Pancreatic Cancer

What is Pancreatic Cancer?

The pancreas is an organ in the upper abdomen and is located behind the stomach. It is situated near many vital structures like the small intestine, blood vessels and nerves.

The pancreas performs two key functions: an endocrine function (makes insulin to regulate blood sugar levels) an exocrine function (produces digestive enzymes to help break down foods). 

In pancreatic cancers or cancer of the pancreas, cancer cells can develop from both types of cells with endocrine (hormonal) and exocrine (digestive) functions.

The incidence of cancer of the pancreas in Singapore has increased over the years and is one of the common causes of cancer related deaths for both males and females.


Symptoms of pancreatic cancer may not appear until it has grown and developed further. Early first signs can be absent or quite subtle. As such, pancreas cancer symptoms are more frequently diagnosed in advanced stages after cancer has grown or progressed, and it is highly lethal as it grows and spreads rapidly.

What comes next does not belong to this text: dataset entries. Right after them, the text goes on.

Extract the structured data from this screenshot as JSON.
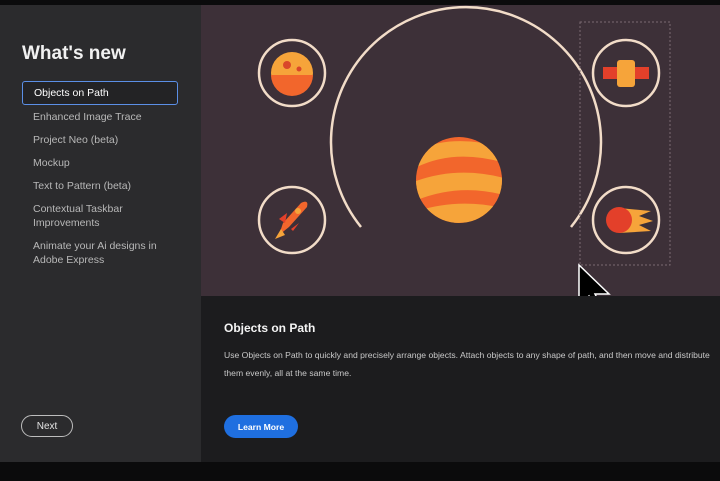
{
  "sidebar": {
    "title": "What's new",
    "items": [
      {
        "label": "Objects on Path",
        "active": true
      },
      {
        "label": "Enhanced Image Trace"
      },
      {
        "label": "Project Neo (beta)"
      },
      {
        "label": "Mockup"
      },
      {
        "label": "Text to Pattern (beta)"
      },
      {
        "label": "Contextual Taskbar Improvements"
      },
      {
        "label": "Animate your Ai designs in Adobe Express"
      }
    ],
    "next_label": "Next"
  },
  "feature": {
    "title": "Objects on Path",
    "description": "Use Objects on Path to quickly and precisely arrange objects. Attach objects to any shape of path, and then move and distribute them evenly, all at the same time.",
    "learn_more_label": "Learn More"
  },
  "hero": {
    "background": "#3d3038",
    "icons": [
      "planet-icon",
      "satellite-icon",
      "rocket-icon",
      "comet-icon",
      "sun-planet-icon",
      "mouse-cursor-icon"
    ]
  },
  "colors": {
    "accent": "#1f6fe0",
    "active_outline": "#5b8fe6",
    "sidebar_bg": "#2b2b2d",
    "orange": "#f2662c",
    "amber": "#f6a43a"
  }
}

In advanced stages, pancreas cancer symptoms can occur such as:

  • Nausea and vomiting
  • Poor appetite and weight loss
  • Abdominal bloating
  • Back pain and abdominal pain
  • Pale/Greasy stools
  • Dark urine
  • Enlarged lymph nodes in the neck
  • Jaundice

A high index of suspicion is needed to diagnose the condition early as pancreatic cancer is asymptomatic.

Do consult your pancreas cancer doctor if you have recurrent upper abdominal pain, nausea, unexplained weight loss, jaundice or dark coloured urine.


The cause of pancreatic cancer is unknown.

Pancreatic cancer occurs when abnormal cells begin to grow within the pancreas and form tumours, but it’s unclear why this happens.


People with certain risk factors may have an increased likelihood of developing pancreatic cancer. These include:

  • Diabetes
  • Smoking
  • Family history (first-degree relatives with the disease or history of genetic syndromes associated with pancreatic cancer)
  • Obesity
  • Long term pancreatitis (inflammation of the pancreas)


Pancreatic cancer specialists can suggest steps for you to take to lower your risk of pancreatic cancer by making healthy lifestyle choices such as:

  • Reducing dietary fat intake
  • Eating more fruits and vegetables
  • Reduce and stop smoking
  • Regular exercising and avoiding too much weight gain
  • Limit alcohol use

Detection of pancreatic cancer is performed by a pancreatic cancer specialist using a CT scan or MRI. Ultrasound is not optimal to detect pancreatic cancer. Patients with suspected pancreatic cancer need to undergo at least a CT scan or MRI. In some cases, an endoscopic ultrasound examination may be necessary.

Pancreatic cancer should be confirmed histologically when possible. A small piece of the cancer tissue is removed with a biopsy and put under the microscope for further examination. Special treatment of the tissue is often needed (staining).

Ca 19-9, a blood test, can be markedly raised in some pancreatic cancer but not all. It helps in diagnosis when it is elevated significantly.

If someone without risk factors and symptoms were to have a raised Ca19-9, more likely than not, this individual does not have pancreatic cancer. Doing Ca 19-9 to screen for pancreatic cancer creates a lot of anxiety for most people without actually improving the outcome.


Treatment of pancreatic cancer depends on the subtype of the cancer and its stage – how far it has spread in the body. 

Pancreatic cancer in the early stage can be treated and is also curable with surgery. Further treatment after the surgery is often recommended and it involves chemotherapy or radiotherapy.

For patients diagnosed with advanced pancreatic cancer, surgery may not often be possible thus treatment with chemotherapy and/or radiotherapy are opted to shrink the cancer, reduce symptoms, and extend lifespan. Palliative treatment primarily focuses on reducing the pain in the patient’s remaining days.